Sankar said Thursday that the Gates-funded study began screening the 31,488 women in their control group in January 2011, using tests for the human papillomavirus. Sankar said they've screened nearly half of the women so far, and plan to complete their screening by the end of August, offering free treatment to any women diagnosed with precancerous lesions.
In India, an estimated 77,000 women died from cervical cancer in 2010, according to the World Health Organization. Half of Indian women who develop cervical cancer die within five years, according to WHO, largely because, historically, relatively few women in India have undergone cervical-cancer screening, for cost reasons. In the United States, about 4,000 women die from cervical cancer annually.

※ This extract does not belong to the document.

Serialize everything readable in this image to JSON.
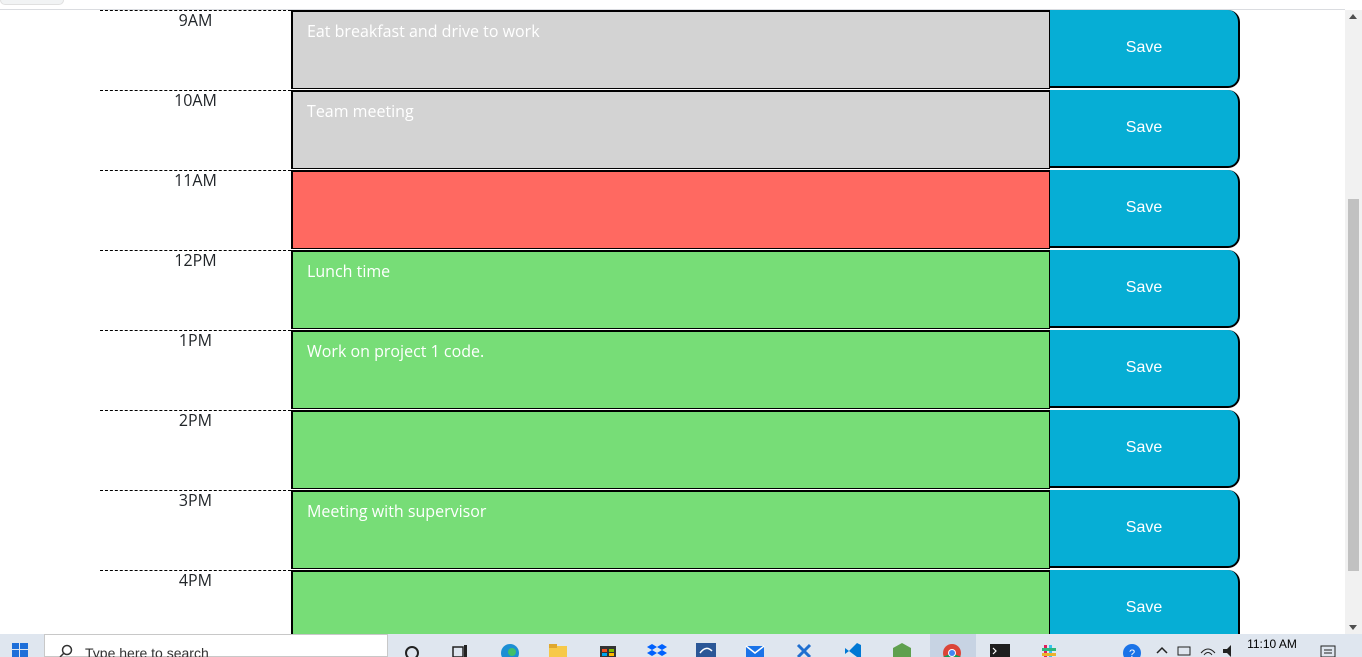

The rate of deaths from cervical cancer in India is more than seven times higher.
Disagreements over the studies reflect a larger debate.
"There is a profound and deep disagreement within the community of scientists and ethicists who debate these issues," said Wikler, the Harvard bioethicist.
On one side are researchers in developing countries who accuse critics of "ethical imperialism" for trying to impose ethical standard, often from countries with more advanced economies, on studies conducted in countries like India, which have different needs.
On the other side, critics sometimes question whether those researchers' decisions are affected by the lure of research funding, and accuse them of "ethical relativism."
That's the view that ethical standards depend on the culture or situation, which critics argue leaves the door open to potential exploitation.
Responding to one critic, for example, Sankar wrote: "Informed consent in studies in developing countries may be portrayed as contentious by researchers who have limited understanding of the prevailing socio-cultural context," adding that "it is presumptuous to think rural women with no formal education are incapable of understanding and comprehending what is being offered to them and making a decision to participate or not or to withdraw from the study at any given time during its course."
For his part, Suba said "ethical imperialism is a legitimate concern, but science is the same everywhere."
To date, the presidential bioethics commission has not acted on Suba's complaint.
The OHRP investigation and FDA review continue.
"The history of all this stuff," Austin said, "has been that there have been lapses and stricter regulations. My guess is that the regulations that exist in the future will be stricter than they are today."
Both Shastri and Sankar said they expect to publish updates on their study data later this year.
That will include information on how many more women in the control groups have developed cancer, and how many more have died.